The city of Kenai will release its draft budget for the next fiscal year in a couple weeks. City manager Paul Ostrander spoke with KDLL about putting together a new budget amid all the uncertainty with the state budget. Last year’s general fund appropriations totaled a little more than $16 million with all expenditures coming in at just over $28 million and Ostrander expects a modest increase in the 2020 budget of less than one percent.
Shaylon Cochran: From an administration standpoint, what are some of the big things you’re paying attention to as you’re developing a budget for the city of Kenai for fiscal year 2020?
Paul Ostrander: “We certainly are considering what’s going on at the state level. There was some early legislation, primarily with oil and gas tax and fisheries tax that we certainly paid attention to. They seem to have lost traction at the state level and funding for both oil and gas and fisheries is going to remain pretty steady for next year, so while we did pay attention to what’s going on with the state, we really looked internally and I will tell you, the city of Kenai is on really solid financial ground right now. (We’ve had) really prudent fiscal planning for many, many years and we’re seeing the results of that.
When we looked at preparing the budget, what we really looked at (was) a couple things; from the operational side of things, what we wanted to focus on was making sure that we could continue to fund our operations with existing revenues. So, we didn’t want to look at raising taxes, either property or sales tax. So we really tried to make sure that we sized our operational budget in such a way that we could cover it with existing revenues, and we accomplished that.
On the capital side, it was a little bit different in that we have seen a trend over the last four years where capital funding from the state has gone from...well, five years ago the city received over $5 million in capital funding. In the last three years, we’ve received zero and we don’t anticipate receiving any this year. There’s a slight possibility the state might actually provide a little bit of capital funding, but at this time, we are projecting zero for capital funding.
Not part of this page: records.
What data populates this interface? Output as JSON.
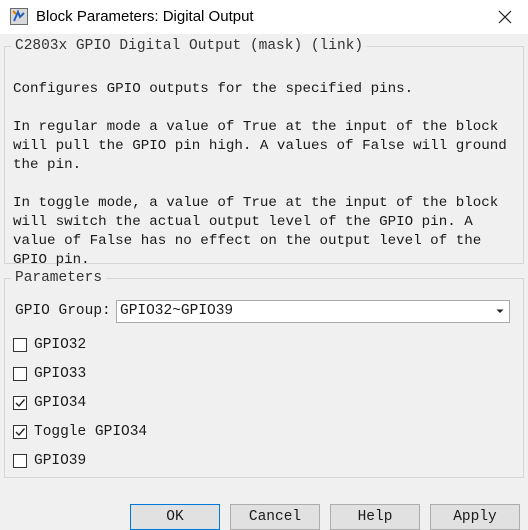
{
  "window": {
    "title": "Block Parameters: Digital Output"
  },
  "description": {
    "legend": "C2803x GPIO Digital Output (mask) (link)",
    "text": "Configures GPIO outputs for the specified pins.\n\nIn regular mode a value of True at the input of the block\nwill pull the GPIO pin high. A values of False will ground\nthe pin.\n\nIn toggle mode, a value of True at the input of the block\nwill switch the actual output level of the GPIO pin. A\nvalue of False has no effect on the output level of the\nGPIO pin."
  },
  "parameters": {
    "legend": "Parameters",
    "group_label": "GPIO Group:",
    "group_value": "GPIO32~GPIO39",
    "checkboxes": [
      {
        "label": "GPIO32",
        "checked": false
      },
      {
        "label": "GPIO33",
        "checked": false
      },
      {
        "label": "GPIO34",
        "checked": true
      },
      {
        "label": "Toggle GPIO34",
        "checked": true
      },
      {
        "label": "GPIO39",
        "checked": false
      }
    ]
  },
  "buttons": {
    "ok": "OK",
    "cancel": "Cancel",
    "help": "Help",
    "apply": "Apply"
  },
  "icons": {
    "app": "simulink-block-icon",
    "close": "close-icon",
    "dropdown": "chevron-down-icon",
    "check": "check-icon"
  }
}
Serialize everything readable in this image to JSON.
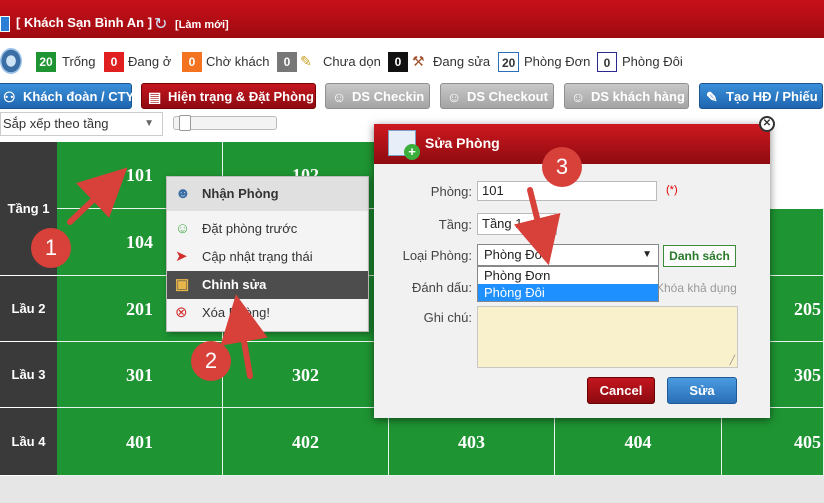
{
  "header": {
    "hotel_name": "[ Khách Sạn Bình An ]",
    "refresh_label": "[Làm mới]"
  },
  "status_counts": [
    {
      "count": "20",
      "label": "Trống",
      "color": "#1e9432",
      "text_color": "#ffffff"
    },
    {
      "count": "0",
      "label": "Đang ở",
      "color": "#e02020",
      "text_color": "#ffffff"
    },
    {
      "count": "0",
      "label": "Chờ khách",
      "color": "#f47321",
      "text_color": "#ffffff"
    },
    {
      "count": "0",
      "label": "Chưa dọn",
      "color": "#777777",
      "text_color": "#ffffff"
    },
    {
      "count": "0",
      "label": "Đang sửa",
      "color": "#111111",
      "text_color": "#ffffff"
    },
    {
      "count": "20",
      "label": "Phòng Đơn",
      "color": "#ffffff",
      "text_color": "#333333"
    },
    {
      "count": "0",
      "label": "Phòng Đôi",
      "color": "#ffffff",
      "text_color": "#333333"
    }
  ],
  "toolbar": {
    "group_booking": "Khách đoàn / CTY",
    "status_booking": "Hiện trạng & Đặt Phòng",
    "checkin_list": "DS Checkin",
    "checkout_list": "DS Checkout",
    "customer_list": "DS khách hàng",
    "create_invoice": "Tạo HĐ / Phiếu"
  },
  "sort": {
    "selected": "Sắp xếp theo tầng"
  },
  "floors": [
    {
      "name": "Tầng 1",
      "rooms": [
        "101",
        "102",
        "104"
      ]
    },
    {
      "name": "Lầu 2",
      "rooms": [
        "201",
        "205"
      ]
    },
    {
      "name": "Lầu 3",
      "rooms": [
        "301",
        "302",
        "305"
      ]
    },
    {
      "name": "Lầu 4",
      "rooms": [
        "401",
        "402",
        "403",
        "404",
        "405"
      ]
    }
  ],
  "context_menu": {
    "header": "Nhận Phòng",
    "items": [
      "Đặt phòng trước",
      "Cập nhật trạng thái",
      "Chỉnh sửa",
      "Xóa Phòng!"
    ]
  },
  "dialog": {
    "title": "Sửa Phòng",
    "room_label": "Phòng:",
    "room_value": "101",
    "required_mark": "(*)",
    "floor_label": "Tầng:",
    "floor_value": "Tầng 1",
    "type_label": "Loại Phòng:",
    "type_selected": "Phòng Đơn",
    "type_options": [
      "Phòng Đơn",
      "Phòng Đôi"
    ],
    "list_button": "Danh sách",
    "mark_label": "Đánh dấu:",
    "availability_note": "Khóa khả dụng",
    "note_label": "Ghi chú:",
    "cancel_button": "Cancel",
    "save_button": "Sửa"
  },
  "annotations": {
    "step1": "1",
    "step2": "2",
    "step3": "3",
    "color": "#d8403a"
  }
}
So when we looked at the capital side, we realized that we had to start putting into place a plan where we could start funding this capital from city revenues. This year, we did actually provide more capital funding than we have in the past, almost to the tune of $1.4 million, but the focus for capital was on maintaining our existing infrastructure. Really, we see that as our primary responsibility is making sure we maintain what we have. And quite frankly, that hasn’t been a focus, necessarily, in the past. But it’s important we focus on maintaining what we have.
Growing our infrastructure? Maybe in a different environment that might be something that we look at but right now, it’s really about focusing on maintaining our existing infrastructure. One of our big focuses in this budget is on our water and sewer side. There have been some things that have been deferred for a number of years and we’re beginning to check those off the list so we can make sure that we maintain. It’s critical for the residents of the city that that continues to run well so we’ve really put a lot of focus on that this year.”
SC: What are you seeing as the proposal coming out? Are we looking at cuts at the city level? You mentioned that you’re trying to do everything without any tax increases, so are we looking at major cuts to get there?
PO: “No, not major cuts to get there. Actually, our sales tax numbers have been very healthy over the last year. We’re projecting that by the end of (FY) 19, we’re going to see a six and a half percent increase in sales tax revenues year over year. So that’s a real benefit.
What we did do when we put the budget together this year, I actually went out to every department head and asked them for a significantly reduced budget. But I also asked them to provide a narrative. So, if we cut to this point, what does it look like to residents of the city as far as how does that impact our police services or fire services or parks and rec? I was provided that information from every department and then what we did was look at each of those and we weighed the benefit of the cost savings associated with those cuts versus what it looked like from a resident’s perspective; how would things look differently for them? So some of those we incorporated in. Many of them, we felt the impacts to services outweighed the benefit of the cost savings.
We did look to put the budget together from a very conservative perspective. We did actually manage to cut a significant amount from our operational budget, however, when you consider the increasing costs in health care and the inherent increases that you’re going to see from the personnel perspective, we do see a slight increase year over year for this budget. But the reality is, it’s less than a percent increase and when you consider that our health care costs alone were up over ten percent, I think we did a really good job of maintaining level of spending as much as possible, even with those increased pressures that we see as far as personnel costs.”